Trying to appear bigger than you really are by calling your freelance business some sort of incorporated name doesn’t make sense to us.
You’re a graphic designer and you mostly work alone, but rather than call a spade a spade, you give your company a big fancy name, use the word ‘us’ a lot in phone calls, and generally like to create the illusion that you’ve got minions.
But once a client hires these ‘companies’, it becomes glaringly obvious that this graphic design firm is a solo operation – usually a freelancer sitting in their home office.
We’ve seen it a few times since launching The Freelance Collective. A couple of freelancers we’ve known professionally for years have literally said they’re trying to appear bigger than ‘just’ being a freelancer. They’re really talented, the money is pretty much the same as other quality freelancers, so we don’t get it.
We wonder if the premise has been that these freelancers (we’re calling a spade a spade), think they’ll build a business that looks pretty big, and eventually, they’ll be able to hire more staff, move out of their home office, and maybe even work with bigger clients.
But before long, they realise that their business model doesn’t really sustain a move into a big office. The risks are too great, and anyway, they love the freedom to work from home in their slippers. More importantly, they’re already working on really great client projects anyway.
The truth is that in this modern age, ANYONE can work with great clients. Australia’s best publishers, advertising agencies and national brands hire freelancers every single day, no matter where they’re based. Increasingly, they understand that the best person for their project could well be a freelancer living in Timbuktu. If you’ve got a good reputation for what you do and you’re consistent, it won’t take long for the big clients to find you. They want to work with you because you’re a good quality freelancer and you deliver the creative product they need, without the overheads. Sure, sometimes you collaborate with others, but mostly, you’re freelancing, and you’re loving it.
So what’s the point of pretending to be bigger than you really are? You really shouldn’t be tricking your clients into thinking that there’s you, and lots of other staff under you. So why are some freelancers doing this? Enlighten us in the comments below if you know – please!
Right now, it’s never been easier to get found if you’re a good quality creative freelancer, because now, Australia has The Freelance Collective.
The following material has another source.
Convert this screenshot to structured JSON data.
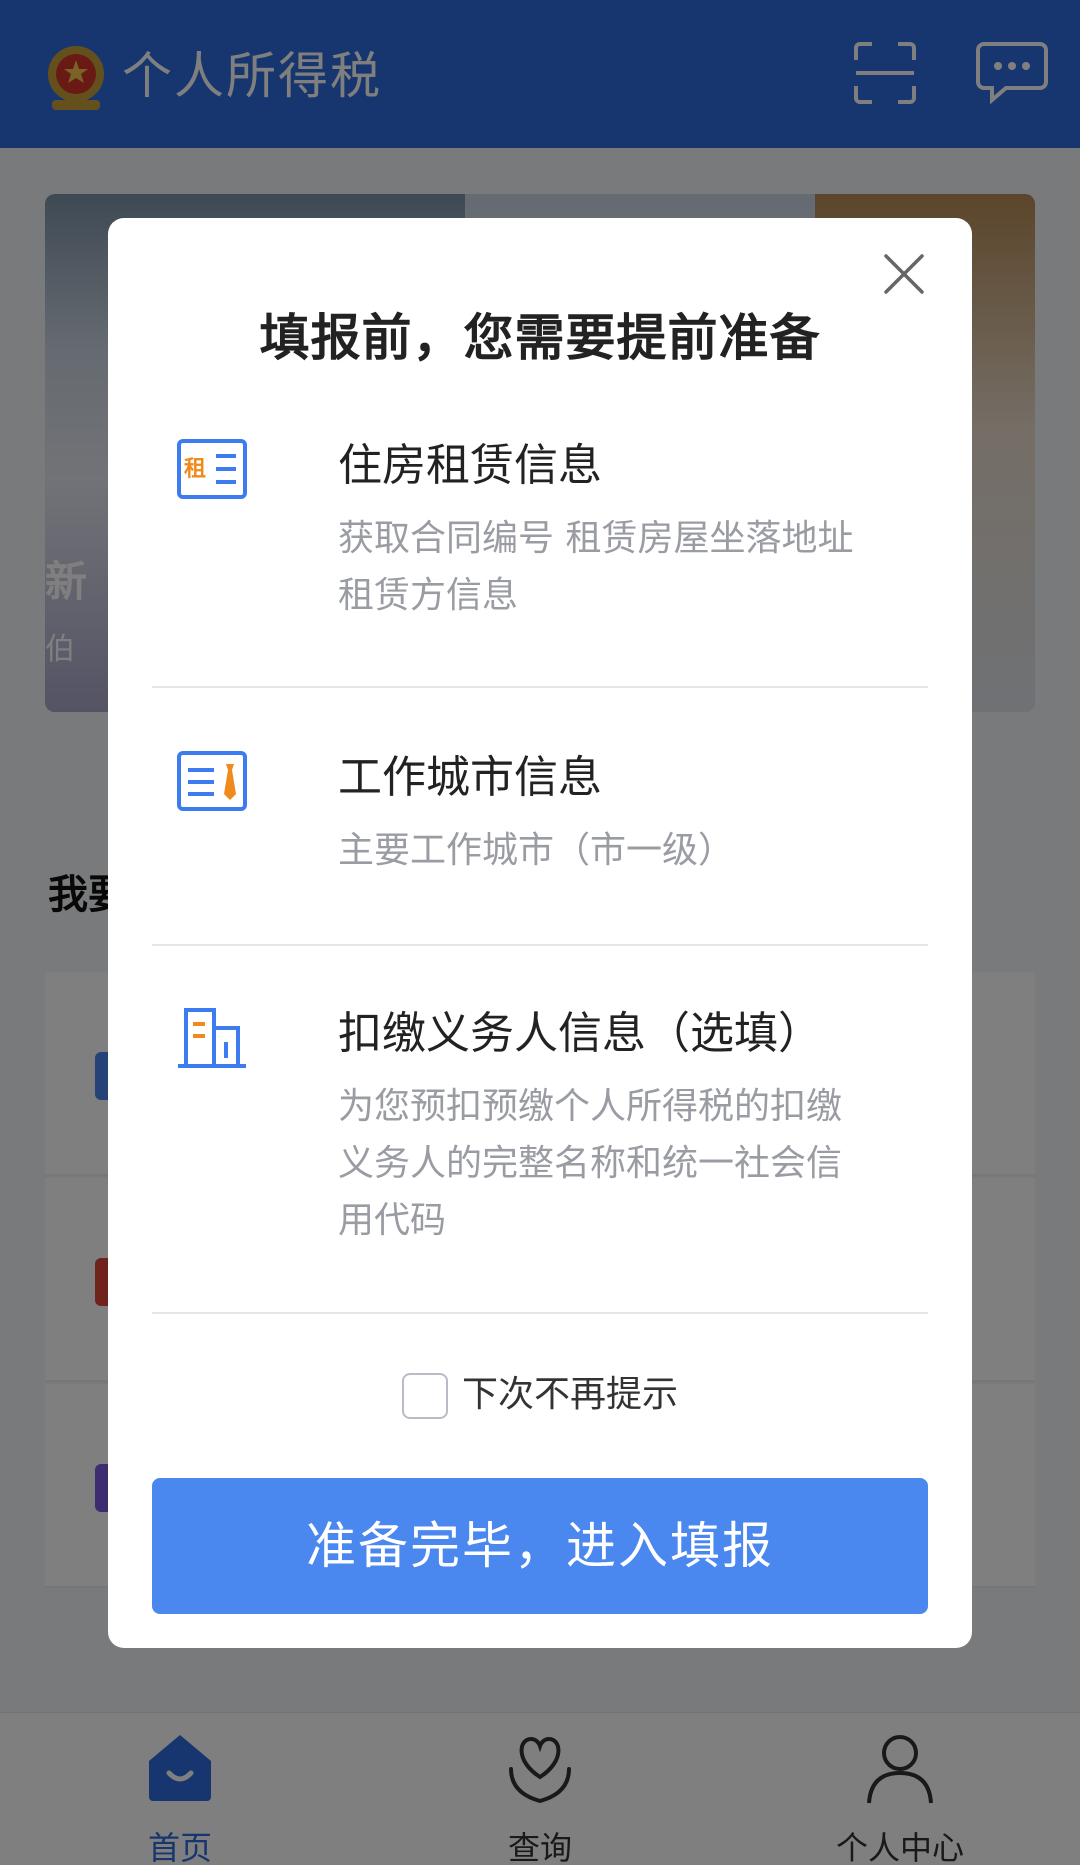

The aim is to give clients a place to come and browse our profile holders, look for the freelancer they want to work with, and contact them directly about the possibility of working together.
So in the name of transparency and in a bid to call a spade a spade, we’re urging freelancers hiding behind a company name to stop pretending to be bigger than they really are, and instead actually be what you say you are – a top quality freelancer in the market for new work.
Get your profile here.